By 1836 the population of this region had so increased that the territorial government of Wisconsin was organized, which at first included a part of the upper peninsula of Michigan, the whole of Minnesota and Iowa, and that part of Dakota lying east of the Missouri and White Earth rivers. When the Territory of Iowa was organized on July 12, 1838, it included the present State of Minnesota and parts of North and South Dakota.

By an act of Congress, approved March 3, 1845, provision was made for the admission of Iowa into the Union as a sovereign state, with boundaries extending on the north to the parallel of latitude passing through the mouth of the Blue Earth River and on the west only to seventeen degrees, thirty minutes, from Washington, corresponding very nearly to the existing line between Ringgold and Union counties on the one hand and Taylor and Adams on the other. The reduction of the boundaries laid down by the constitutional convention of 1844 was very distasteful to the people, the admission was rejected by a popular election and in 1846 Congress proposed new boundary lines, having the State of Minnesota for the north boundary, Missouri for the south, the Mississippi River on the east and the Missouri and Sioux rivers on the west. The date of admission to the Union was December 28, 1846.

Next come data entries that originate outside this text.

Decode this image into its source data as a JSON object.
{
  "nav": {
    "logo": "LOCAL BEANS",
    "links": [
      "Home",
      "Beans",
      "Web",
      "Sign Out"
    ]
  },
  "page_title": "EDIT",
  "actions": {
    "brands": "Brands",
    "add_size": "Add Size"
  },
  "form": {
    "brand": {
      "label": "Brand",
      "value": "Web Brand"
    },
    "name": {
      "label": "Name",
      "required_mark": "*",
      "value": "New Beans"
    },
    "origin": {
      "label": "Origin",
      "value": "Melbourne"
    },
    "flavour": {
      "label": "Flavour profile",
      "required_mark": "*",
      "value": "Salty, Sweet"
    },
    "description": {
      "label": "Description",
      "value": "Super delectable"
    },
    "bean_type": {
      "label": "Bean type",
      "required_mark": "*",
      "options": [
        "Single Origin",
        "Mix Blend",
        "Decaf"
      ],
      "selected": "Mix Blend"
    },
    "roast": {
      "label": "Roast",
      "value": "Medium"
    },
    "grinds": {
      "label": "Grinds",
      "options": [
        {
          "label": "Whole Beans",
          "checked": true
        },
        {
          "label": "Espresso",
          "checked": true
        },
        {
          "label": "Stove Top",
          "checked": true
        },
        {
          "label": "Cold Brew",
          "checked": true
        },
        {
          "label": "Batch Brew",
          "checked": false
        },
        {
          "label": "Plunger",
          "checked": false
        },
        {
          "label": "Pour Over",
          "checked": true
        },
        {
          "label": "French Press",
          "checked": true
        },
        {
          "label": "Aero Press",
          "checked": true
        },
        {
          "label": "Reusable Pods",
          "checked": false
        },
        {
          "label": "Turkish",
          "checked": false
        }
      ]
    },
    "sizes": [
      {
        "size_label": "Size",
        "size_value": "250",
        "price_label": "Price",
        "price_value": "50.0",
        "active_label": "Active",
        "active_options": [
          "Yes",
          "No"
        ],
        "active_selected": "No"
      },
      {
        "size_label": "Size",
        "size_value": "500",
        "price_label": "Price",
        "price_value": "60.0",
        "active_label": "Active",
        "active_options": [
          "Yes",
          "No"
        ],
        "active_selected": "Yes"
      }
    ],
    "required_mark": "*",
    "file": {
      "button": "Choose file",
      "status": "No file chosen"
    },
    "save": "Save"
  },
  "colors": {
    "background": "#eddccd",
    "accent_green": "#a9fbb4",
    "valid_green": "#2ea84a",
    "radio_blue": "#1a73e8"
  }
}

The second session of the Territorial Legislature of Wisconsin was held at what is now Burlington, Ia., during the winter of 1837-8. An act was passed by the Legislature, was approved, and went into effect December 21, 1837, creating the County of Johnson in the Territory of Wisconsin, also thirteen other counties. Section 14 of that act is as follows: "All the country within the following limits, to wit: beginning at the southeast corner of Linn County" (Linn County was created by the same act) "thence west with the southern boundary of said County of Linn to the line dividing ranges 12 and 13, hence south on said line to the line between townships 76 and 77 north, thence east with said township line to the line dividing ranges 4 and 5, west of the fifth principal meridian, thence with said range line north to the place of beginning. shall be and the same is hereby constituted a separate county to be called Johnson County."

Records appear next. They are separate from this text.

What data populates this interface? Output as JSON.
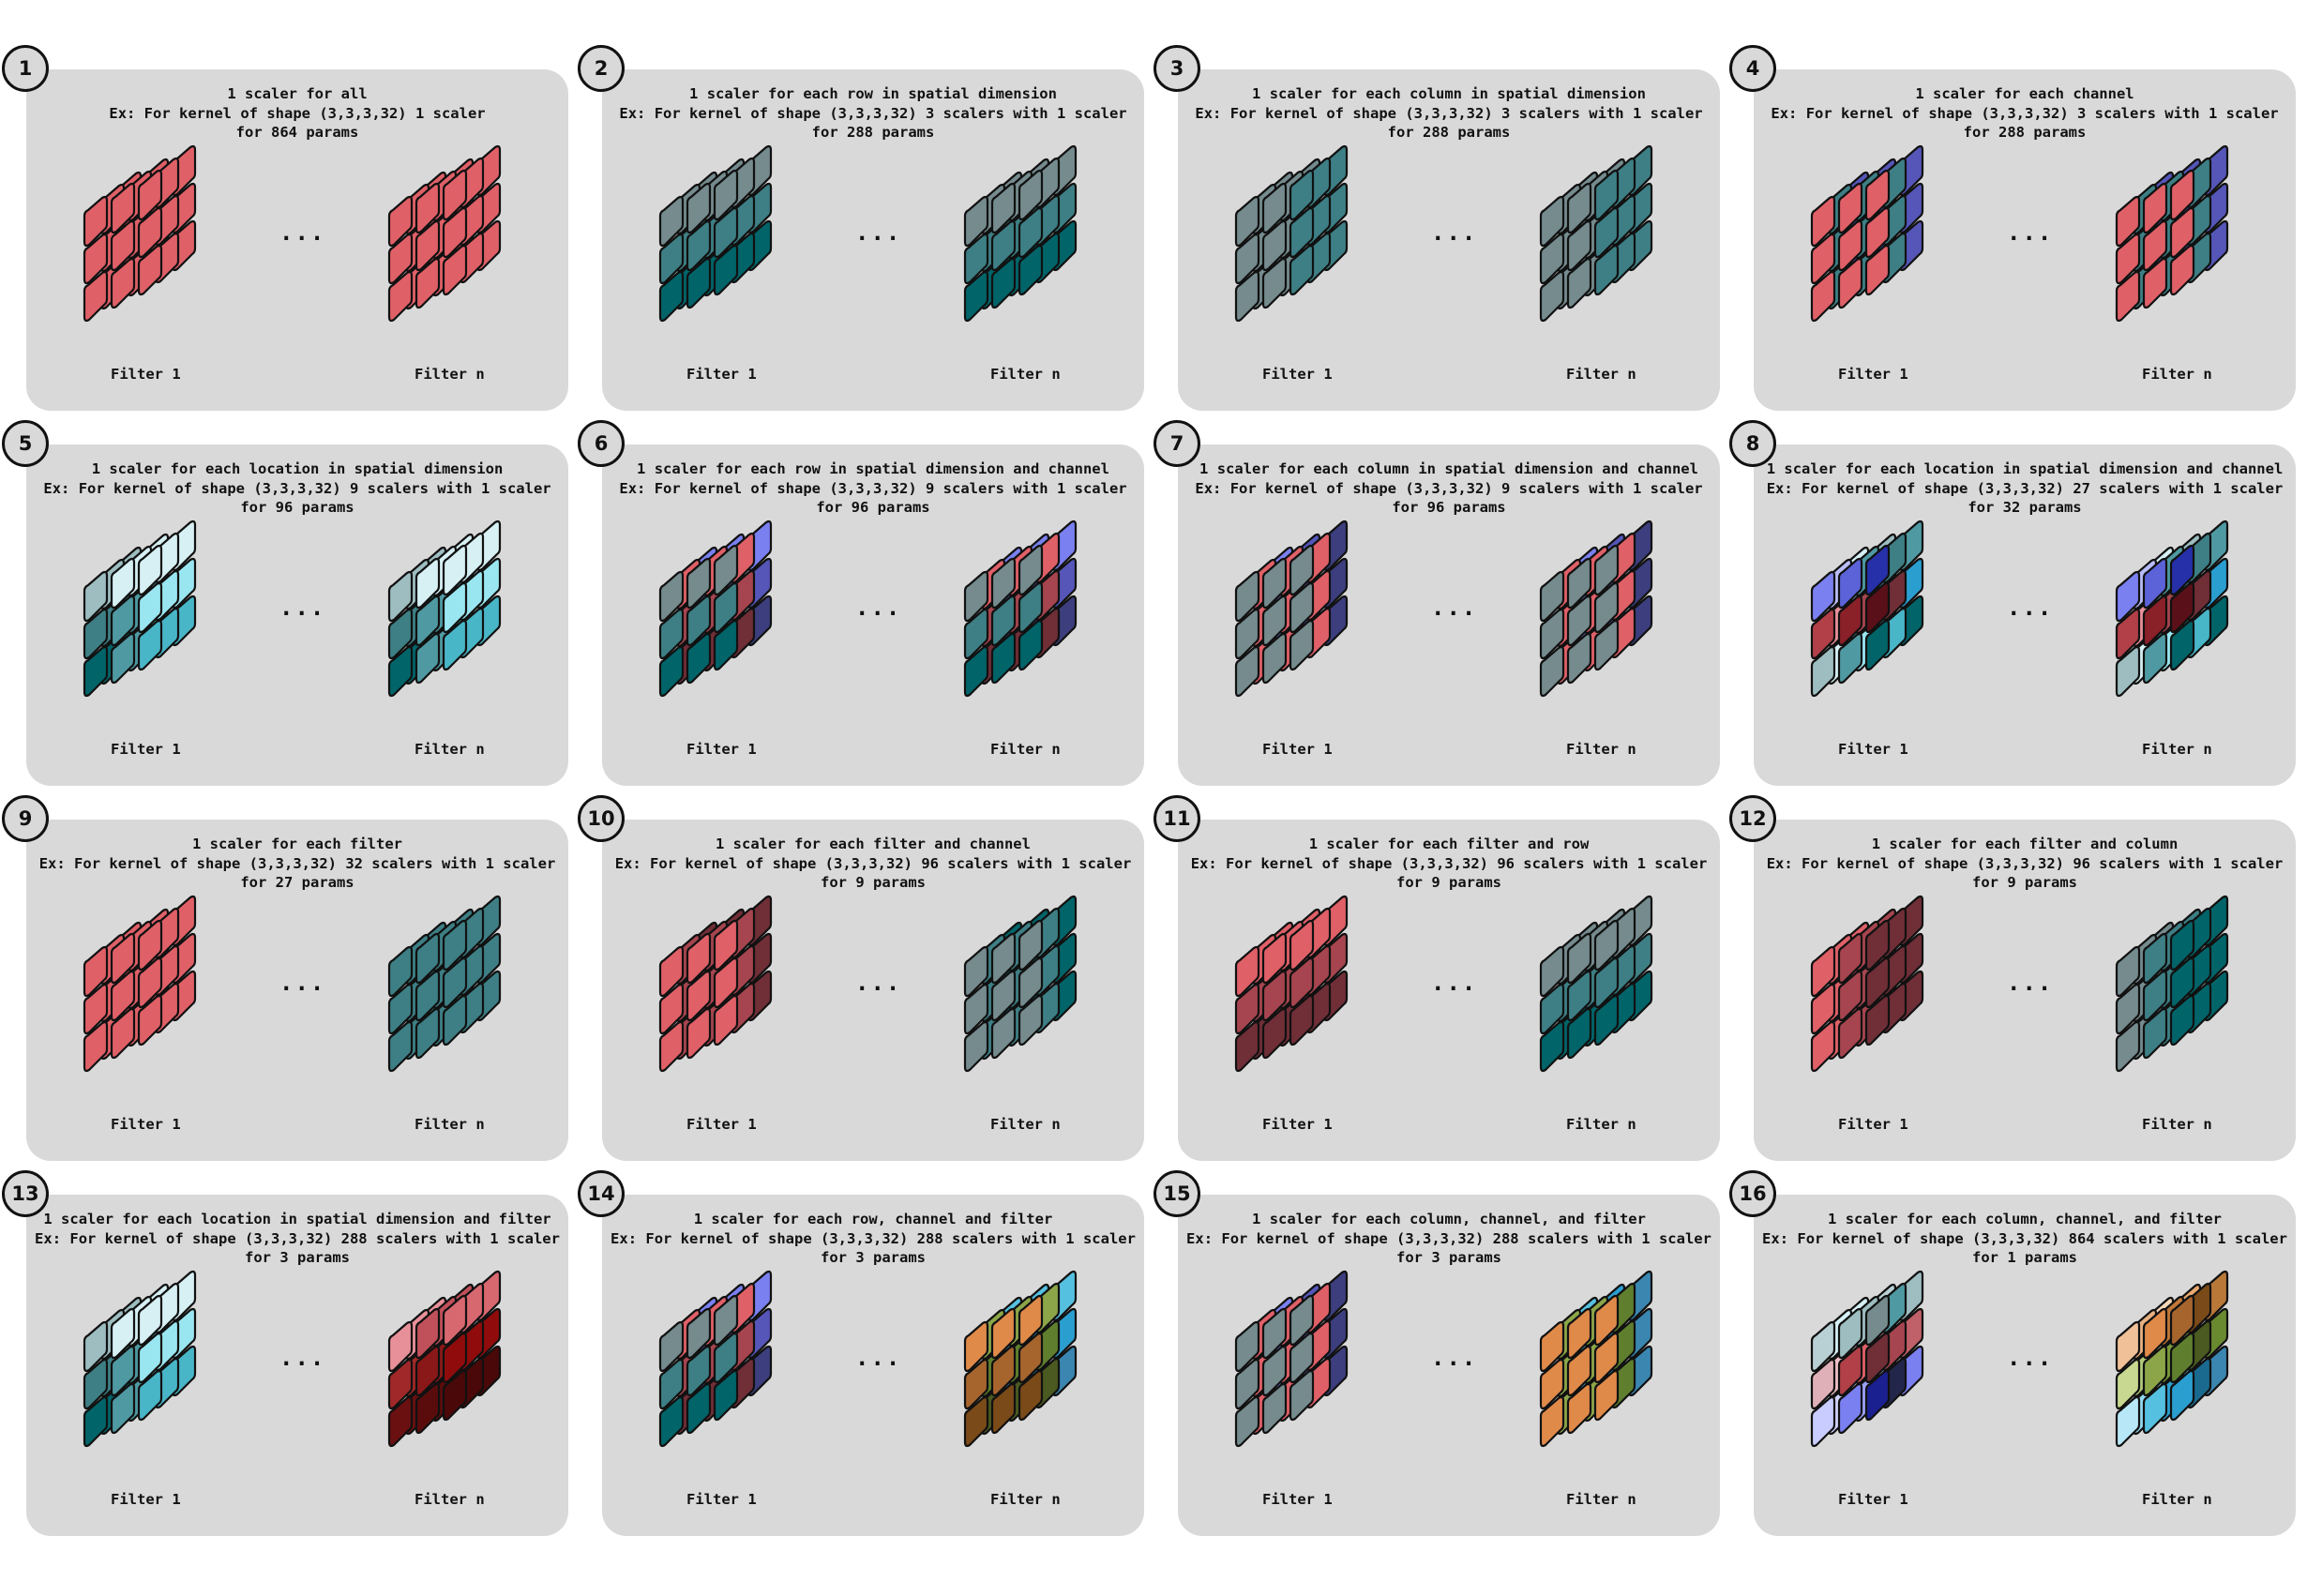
{
  "filter_1_label": "Filter 1",
  "filter_n_label": "Filter n",
  "ellipsis": "...",
  "palettes": {
    "red": [
      "#e06068",
      "#a6454f",
      "#702e37"
    ],
    "teal": [
      "#758b8e",
      "#3d7f85",
      "#006469"
    ],
    "blue": [
      "#7a80f0",
      "#5556b8",
      "#3c3e7e"
    ],
    "light": [
      "#d6f0f4",
      "#9ae6f0",
      "#49b6c8",
      "#9dbdc0",
      "#4f9aa2"
    ],
    "mixed": [
      "#e08a4a",
      "#8ca548",
      "#2b9ed0",
      "#5f7f2e",
      "#a7652e",
      "#56c0e0",
      "#3a86b0"
    ]
  },
  "panels": [
    {
      "number": "1",
      "lines": [
        "1 scaler for all",
        "Ex: For kernel of shape (3,3,3,32) 1 scaler",
        "for 864 params"
      ]
    },
    {
      "number": "2",
      "lines": [
        "1 scaler for each row in spatial dimension",
        "Ex: For kernel of shape (3,3,3,32) 3 scalers with 1 scaler",
        "for 288 params"
      ]
    },
    {
      "number": "3",
      "lines": [
        "1 scaler for each column in spatial dimension",
        "Ex: For kernel of shape (3,3,3,32) 3 scalers with 1 scaler",
        "for 288 params"
      ]
    },
    {
      "number": "4",
      "lines": [
        "1 scaler for each channel",
        "Ex: For kernel of shape (3,3,3,32) 3 scalers with 1 scaler",
        "for 288 params"
      ]
    },
    {
      "number": "5",
      "lines": [
        "1 scaler for each location in spatial dimension",
        "Ex: For kernel of shape (3,3,3,32) 9 scalers with 1 scaler",
        "for 96 params"
      ]
    },
    {
      "number": "6",
      "lines": [
        "1 scaler for each row in spatial dimension and channel",
        "Ex: For kernel of shape (3,3,3,32) 9 scalers with 1 scaler",
        "for 96 params"
      ]
    },
    {
      "number": "7",
      "lines": [
        "1 scaler for each column in spatial dimension and channel",
        "Ex: For kernel of shape (3,3,3,32) 9 scalers with 1 scaler",
        "for 96 params"
      ]
    },
    {
      "number": "8",
      "lines": [
        "1 scaler for each location in spatial dimension and channel",
        "Ex: For kernel of shape (3,3,3,32) 27 scalers with 1 scaler",
        "for 32 params"
      ]
    },
    {
      "number": "9",
      "lines": [
        "1 scaler for each filter",
        "Ex: For kernel of shape (3,3,3,32) 32 scalers with 1 scaler",
        "for 27 params"
      ]
    },
    {
      "number": "10",
      "lines": [
        "1 scaler for each filter and channel",
        "Ex: For kernel of shape (3,3,3,32) 96 scalers with 1 scaler",
        "for 9 params"
      ]
    },
    {
      "number": "11",
      "lines": [
        "1 scaler for each filter and row",
        "Ex: For kernel of shape (3,3,3,32) 96 scalers with 1 scaler",
        "for 9 params"
      ]
    },
    {
      "number": "12",
      "lines": [
        "1 scaler for each filter and column",
        "Ex: For kernel of shape (3,3,3,32) 96 scalers with 1 scaler",
        "for 9 params"
      ]
    },
    {
      "number": "13",
      "lines": [
        "1 scaler for each location in spatial dimension and filter",
        "Ex: For kernel of shape (3,3,3,32) 288 scalers with 1 scaler",
        "for 3 params"
      ]
    },
    {
      "number": "14",
      "lines": [
        "1 scaler for each row, channel and filter",
        "Ex: For kernel of shape (3,3,3,32) 288 scalers with 1 scaler",
        "for 3 params"
      ]
    },
    {
      "number": "15",
      "lines": [
        "1 scaler for each column, channel, and filter",
        "Ex: For kernel of shape (3,3,3,32) 288 scalers with 1 scaler",
        "for 3 params"
      ]
    },
    {
      "number": "16",
      "lines": [
        "1 scaler for each column, channel, and filter",
        "Ex: For kernel of shape (3,3,3,32) 864 scalers with 1 scaler",
        "for 1 params"
      ]
    }
  ]
}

Johnson County, Wis., included all of what is now Iowa County, Ia., three northeast townships of Keokuk County and the four northern townships of Washington County.

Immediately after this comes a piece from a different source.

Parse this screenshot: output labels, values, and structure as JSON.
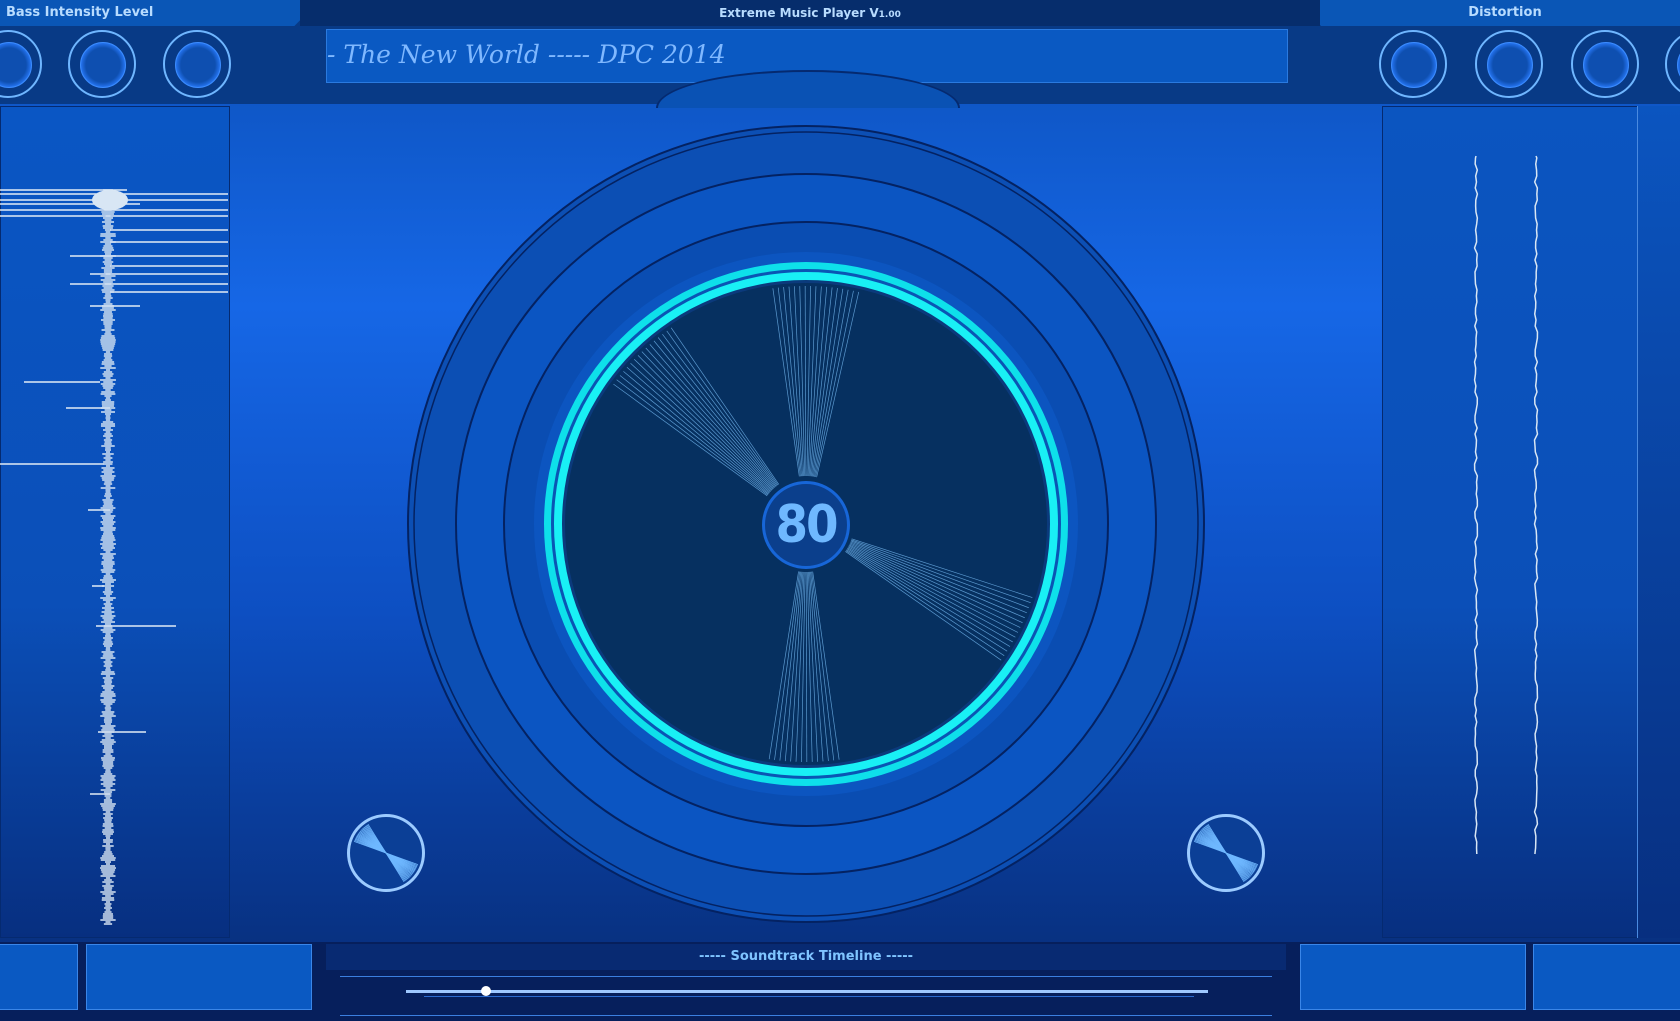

The further steps in the governmental history of Iowa County are delineated in the chapter on organization and government.